(Items from an interface collection)

---

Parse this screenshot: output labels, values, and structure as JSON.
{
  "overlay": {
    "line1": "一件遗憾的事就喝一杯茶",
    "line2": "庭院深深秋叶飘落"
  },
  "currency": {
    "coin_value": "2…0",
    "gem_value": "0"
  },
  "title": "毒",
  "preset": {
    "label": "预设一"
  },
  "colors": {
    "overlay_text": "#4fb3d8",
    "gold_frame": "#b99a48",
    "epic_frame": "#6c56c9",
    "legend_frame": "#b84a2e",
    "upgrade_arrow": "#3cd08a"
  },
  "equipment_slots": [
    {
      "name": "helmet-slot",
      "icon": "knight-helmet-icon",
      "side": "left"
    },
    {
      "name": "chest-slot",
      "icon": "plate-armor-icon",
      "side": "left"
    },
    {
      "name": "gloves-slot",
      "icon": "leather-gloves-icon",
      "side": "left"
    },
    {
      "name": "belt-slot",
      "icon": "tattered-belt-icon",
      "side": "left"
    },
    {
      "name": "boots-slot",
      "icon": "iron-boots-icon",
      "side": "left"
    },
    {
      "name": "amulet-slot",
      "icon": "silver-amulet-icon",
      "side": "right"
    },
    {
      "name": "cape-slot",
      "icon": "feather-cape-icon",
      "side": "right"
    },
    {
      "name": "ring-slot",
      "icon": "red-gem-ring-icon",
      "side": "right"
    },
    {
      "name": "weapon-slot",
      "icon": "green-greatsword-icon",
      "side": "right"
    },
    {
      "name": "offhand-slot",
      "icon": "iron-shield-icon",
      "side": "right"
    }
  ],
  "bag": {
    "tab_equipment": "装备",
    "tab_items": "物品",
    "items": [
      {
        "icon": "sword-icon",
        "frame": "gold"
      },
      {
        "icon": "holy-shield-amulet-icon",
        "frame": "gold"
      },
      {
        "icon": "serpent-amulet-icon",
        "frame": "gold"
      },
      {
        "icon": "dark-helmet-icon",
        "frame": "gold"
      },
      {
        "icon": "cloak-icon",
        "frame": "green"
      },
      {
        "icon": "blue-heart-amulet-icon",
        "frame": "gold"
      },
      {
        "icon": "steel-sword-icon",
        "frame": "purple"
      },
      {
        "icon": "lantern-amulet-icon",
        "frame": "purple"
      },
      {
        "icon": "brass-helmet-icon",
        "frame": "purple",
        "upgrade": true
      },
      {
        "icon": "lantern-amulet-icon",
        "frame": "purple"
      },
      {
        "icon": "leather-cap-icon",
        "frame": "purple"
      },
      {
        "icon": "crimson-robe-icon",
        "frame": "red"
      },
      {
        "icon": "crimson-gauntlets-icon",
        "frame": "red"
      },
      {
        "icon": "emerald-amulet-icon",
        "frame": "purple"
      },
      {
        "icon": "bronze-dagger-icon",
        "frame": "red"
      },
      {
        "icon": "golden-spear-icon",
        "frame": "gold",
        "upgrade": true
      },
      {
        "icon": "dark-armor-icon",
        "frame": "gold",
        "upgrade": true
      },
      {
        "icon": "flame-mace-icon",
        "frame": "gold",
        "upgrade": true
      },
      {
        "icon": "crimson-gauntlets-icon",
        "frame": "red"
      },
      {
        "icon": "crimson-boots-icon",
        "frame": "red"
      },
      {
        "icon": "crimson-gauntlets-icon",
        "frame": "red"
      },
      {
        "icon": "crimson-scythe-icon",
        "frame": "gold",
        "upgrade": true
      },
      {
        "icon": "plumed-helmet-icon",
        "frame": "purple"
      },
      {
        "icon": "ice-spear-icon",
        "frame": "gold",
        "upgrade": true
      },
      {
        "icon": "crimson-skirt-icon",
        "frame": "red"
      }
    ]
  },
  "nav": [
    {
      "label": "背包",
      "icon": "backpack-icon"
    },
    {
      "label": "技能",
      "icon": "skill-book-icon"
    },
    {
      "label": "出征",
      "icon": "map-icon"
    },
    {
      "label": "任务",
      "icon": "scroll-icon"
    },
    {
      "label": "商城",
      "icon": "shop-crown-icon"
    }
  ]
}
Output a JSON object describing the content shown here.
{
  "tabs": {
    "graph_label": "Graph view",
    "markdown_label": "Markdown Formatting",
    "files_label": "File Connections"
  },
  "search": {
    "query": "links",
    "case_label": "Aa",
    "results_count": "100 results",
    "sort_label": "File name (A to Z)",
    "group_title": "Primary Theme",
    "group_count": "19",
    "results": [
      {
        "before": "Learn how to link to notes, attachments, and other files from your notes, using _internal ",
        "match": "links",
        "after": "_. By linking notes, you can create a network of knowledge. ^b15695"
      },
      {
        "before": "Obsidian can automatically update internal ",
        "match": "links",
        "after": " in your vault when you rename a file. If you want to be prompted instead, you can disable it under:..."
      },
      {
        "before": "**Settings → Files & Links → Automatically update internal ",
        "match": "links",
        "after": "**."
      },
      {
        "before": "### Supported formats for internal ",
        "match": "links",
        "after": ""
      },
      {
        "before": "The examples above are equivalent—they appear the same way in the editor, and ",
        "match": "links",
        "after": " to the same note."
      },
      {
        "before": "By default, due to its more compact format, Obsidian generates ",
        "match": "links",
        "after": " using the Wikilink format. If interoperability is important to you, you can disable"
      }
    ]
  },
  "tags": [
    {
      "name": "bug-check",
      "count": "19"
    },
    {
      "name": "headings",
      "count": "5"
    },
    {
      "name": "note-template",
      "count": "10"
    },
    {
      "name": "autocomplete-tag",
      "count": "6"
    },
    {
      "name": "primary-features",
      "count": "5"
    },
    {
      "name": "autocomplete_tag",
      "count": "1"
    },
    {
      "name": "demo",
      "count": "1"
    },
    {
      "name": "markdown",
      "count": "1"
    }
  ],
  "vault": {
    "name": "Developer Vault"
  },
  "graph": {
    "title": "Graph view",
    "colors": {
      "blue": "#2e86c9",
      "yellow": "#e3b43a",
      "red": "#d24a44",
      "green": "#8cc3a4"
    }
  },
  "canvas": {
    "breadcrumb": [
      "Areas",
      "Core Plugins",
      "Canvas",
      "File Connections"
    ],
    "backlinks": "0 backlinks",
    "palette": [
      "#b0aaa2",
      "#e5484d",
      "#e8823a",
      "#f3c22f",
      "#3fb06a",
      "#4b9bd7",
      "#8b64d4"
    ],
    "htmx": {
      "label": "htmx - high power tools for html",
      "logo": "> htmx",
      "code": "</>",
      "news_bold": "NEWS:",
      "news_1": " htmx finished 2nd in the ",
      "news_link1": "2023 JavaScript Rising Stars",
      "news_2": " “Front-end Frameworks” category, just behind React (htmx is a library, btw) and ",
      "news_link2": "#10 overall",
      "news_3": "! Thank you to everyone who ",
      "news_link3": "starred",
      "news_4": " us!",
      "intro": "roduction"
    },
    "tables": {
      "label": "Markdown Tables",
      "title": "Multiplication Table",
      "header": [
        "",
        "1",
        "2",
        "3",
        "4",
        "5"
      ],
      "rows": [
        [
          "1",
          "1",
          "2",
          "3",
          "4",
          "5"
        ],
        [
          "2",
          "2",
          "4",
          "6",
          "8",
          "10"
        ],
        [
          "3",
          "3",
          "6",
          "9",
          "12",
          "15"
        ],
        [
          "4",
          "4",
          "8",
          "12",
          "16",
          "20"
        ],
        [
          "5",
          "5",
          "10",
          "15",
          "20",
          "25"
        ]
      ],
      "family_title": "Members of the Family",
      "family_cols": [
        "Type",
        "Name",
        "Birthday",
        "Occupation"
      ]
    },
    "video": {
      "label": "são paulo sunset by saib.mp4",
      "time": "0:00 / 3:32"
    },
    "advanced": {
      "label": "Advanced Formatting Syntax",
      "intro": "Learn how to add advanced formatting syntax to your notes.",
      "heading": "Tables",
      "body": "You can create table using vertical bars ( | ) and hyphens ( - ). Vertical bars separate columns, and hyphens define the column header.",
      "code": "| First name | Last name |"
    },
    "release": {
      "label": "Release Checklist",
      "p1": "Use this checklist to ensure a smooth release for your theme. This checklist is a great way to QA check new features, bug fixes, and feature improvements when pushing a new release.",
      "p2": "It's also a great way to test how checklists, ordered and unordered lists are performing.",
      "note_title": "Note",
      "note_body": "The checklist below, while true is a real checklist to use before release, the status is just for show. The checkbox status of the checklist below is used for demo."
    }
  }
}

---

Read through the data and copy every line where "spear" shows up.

        "icon": "golden-spear-icon",
        "icon": "ice-spear-icon",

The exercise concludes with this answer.